See other photos of the day at the gallery

Fri 24th Oct: Brackenhill Urban Landscape Area

Brackenhill Urban Landscape Area 24 Oct 08 1Brackenhill Urban Landscape Area 24th Oct 08We spent the morning clearing litter and fly tipping from two parts of the site. It was really satisfying to clear the stream of tyres and gas bottles and see it running again. One tyre was so big it took five of us to lift it on the Clean Team's wagon. In the afternoon we concentrated on improving the previous work on the steps from the Havelock Street entrance and removing the Himalayan balsam from the edge of the meadow area. We had six volunteers on the day.

See other photos of the day in the gallery

 

 

Fri 17th Oct: Redcliffe Community Orchard

We have supported the local food growing project for the last six years and we will be returning to the site for the annual cutting of the grass, littering picking and pruning of the trees.

We have changed the date of this task so we can link with a Family Learning Week event held at Woodville Centre. We will be running several sessions to introduce people to the site, conservation volunteering, growing local food and wildlife gardening.

Redcliffe Community Orchard Oct 17th 08Redcliffe Community Orchard Oct 17th 08 When we arrived on site we found to our surprise that the grass had been cut. But unfortunately the cutting by brush cutting machines had caused damage to most of the trees. We have carefully cut the grass by hand these past six years. We are now in discussions with the land owners who arranged the work and the local Community Centre who want to use the site for a growing project. Which is the good news. A Horticulturalist is to advise on the damage and remedial treatment. So its fingers crossed that the follow up work will be successful and avoid the canker that has previously infected the trees.

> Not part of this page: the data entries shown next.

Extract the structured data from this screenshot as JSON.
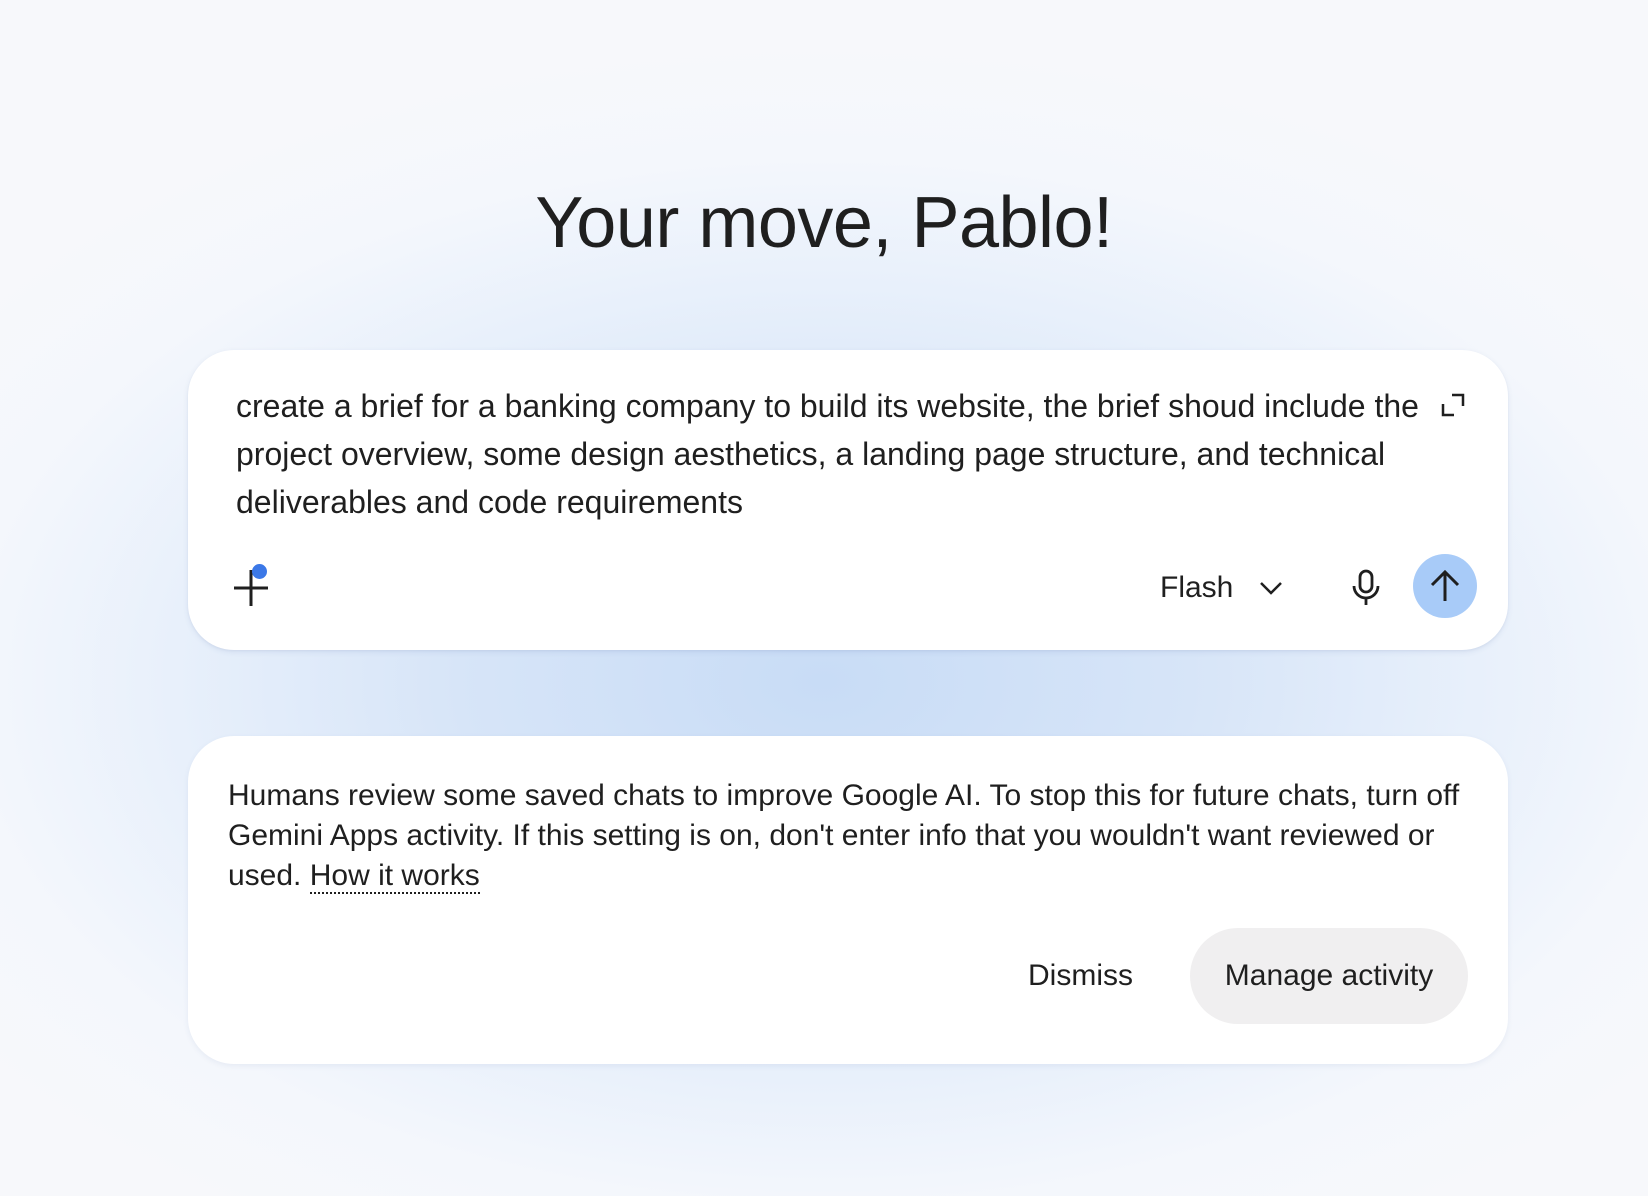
{
  "greeting": "Your move, Pablo!",
  "prompt": {
    "text": "create a brief for a banking company to build its website, the brief shoud include the project overview, some design aesthetics, a landing page structure, and technical deliverables and code requirements",
    "expand_icon": "expand-icon",
    "add_icon": "plus-icon",
    "model": "Flash",
    "model_icon": "chevron-down-icon",
    "mic_icon": "microphone-icon",
    "send_icon": "arrow-up-icon",
    "send_color": "#a8cbf8",
    "notification_color": "#3b78e7"
  },
  "notice": {
    "text": "Humans review some saved chats to improve Google AI. To stop this for future chats, turn off Gemini Apps activity. If this setting is on, don't enter info that you wouldn't want reviewed or used. ",
    "link": "How it works",
    "dismiss_label": "Dismiss",
    "manage_label": "Manage activity"
  }
}
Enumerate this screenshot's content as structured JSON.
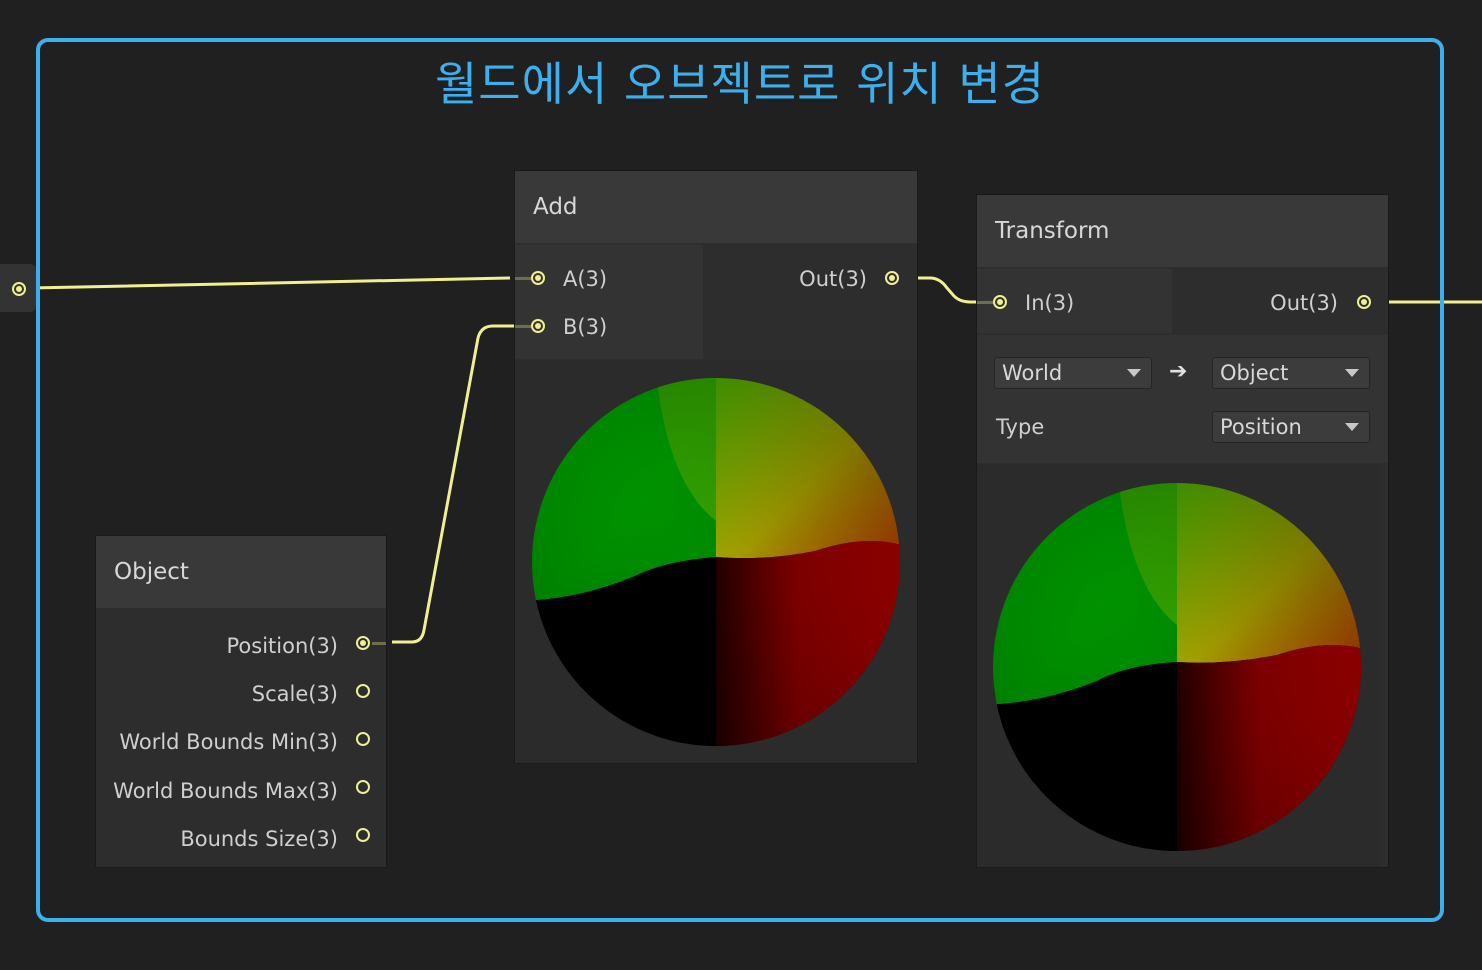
{
  "group": {
    "title": "월드에서 오브젝트로 위치 변경"
  },
  "add_node": {
    "title": "Add",
    "inputs": [
      "A(3)",
      "B(3)"
    ],
    "output": "Out(3)"
  },
  "transform_node": {
    "title": "Transform",
    "input": "In(3)",
    "output": "Out(3)",
    "from_space": "World",
    "arrow": "➔",
    "to_space": "Object",
    "type_label": "Type",
    "type_value": "Position"
  },
  "object_node": {
    "title": "Object",
    "outputs": [
      "Position(3)",
      "Scale(3)",
      "World Bounds Min(3)",
      "World Bounds Max(3)",
      "Bounds Size(3)"
    ]
  },
  "colors": {
    "group_border": "#3cb0ef",
    "wire": "#f0f090",
    "background": "#202020"
  }
}
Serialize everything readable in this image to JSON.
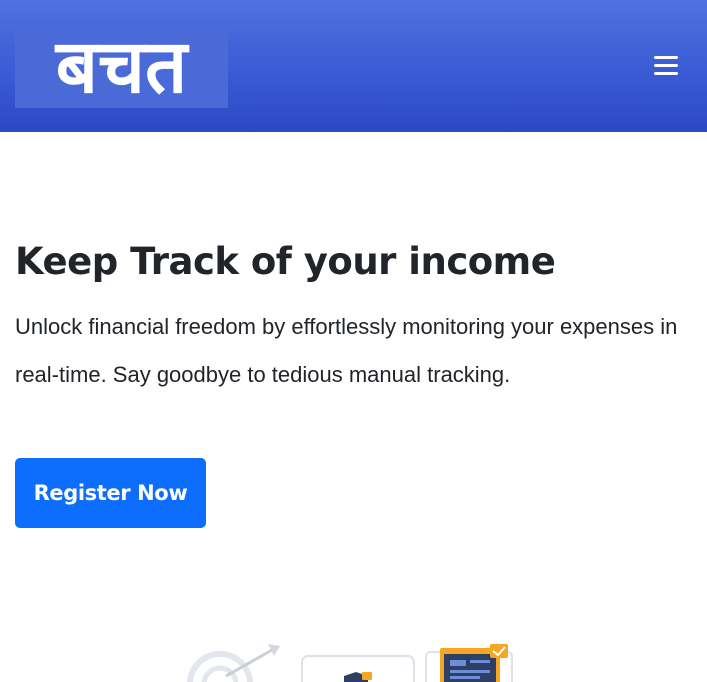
{
  "navbar": {
    "logo_text": "बचत",
    "menu_icon": "hamburger-icon"
  },
  "hero": {
    "title": "Keep Track of your income",
    "description": "Unlock financial freedom by effortlessly monitoring your expenses in real-time. Say goodbye to tedious manual tracking.",
    "cta_label": "Register Now"
  },
  "illustration": {
    "icons": [
      "target-icon",
      "shield-icon",
      "dashboard-card-icon"
    ]
  },
  "colors": {
    "navbar": "#3a5bd4",
    "primary_button": "#0d6efd",
    "text": "#212529",
    "accent": "#f5a623"
  }
}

Whilst we were there we linked up with the Family Learners Week that was being held at Woodville Centre. We hosted a group of young people who we showed around the site, tasted apples and talked to them about growing fruit trees. We also tidied up the site and removed litter.

7 volunteers were involved today and our thanks to them.

Sat 11th Oct: APPLE DAY 2008 Bowling Park Community Orchard

This is our annual celebration of our apple and fruit heritage and offers the opportunity for young and old to enjoy the vast array of apple and fruit games, food, growing, juicing etc. A first count of numbers indicated we had about 628 visitors to the orchard, the highest number since our first Apple Day in 2000. The event was a great success and a lot of this is down to the volunteer involvement on the day - starting with erecting the marquees (not an easy task as the trees get in the way (!) and the large marquees have to be 'walked' into postion over the trees, impossible without a large group of people), then helping by staffing the welcome gate, apple juicing, working in the cafe, supervising art activities and games, and the clearing away. We had a group of 13 volunteers from the Global Exchange programme as well as regular BEES volunteers. We would like to thank everyone for their hard work, especially the volunteers who were 'on duty' from 8am until 6pm.

Friday 10th Oct: Bowling Park Community Orchard

Preparing the orchard for Apple DayPreparing the orchard for Apple Day

13 volunteers worked hard to make sure the orchard was looking at its best for Apple Day on Saturday. We weeded the paths and seating areas that have become over grown and added a top dressing of chipped bark. The hedges around our plots and along the path were cut, this task is important as the excess height is shading the orchard. A temporary willow hurdle was comleted to protect the pond, this had been started by CSC young people earlier in the week. Veg beds and wildflower areas were weeded and more clearance around the trees was done with sickles and sycthes. Athough there is always more to do, we felt comfortable with how the orchard will appear to visitors new and old.

Vist the gallery to see more pictures from conseravtion tasks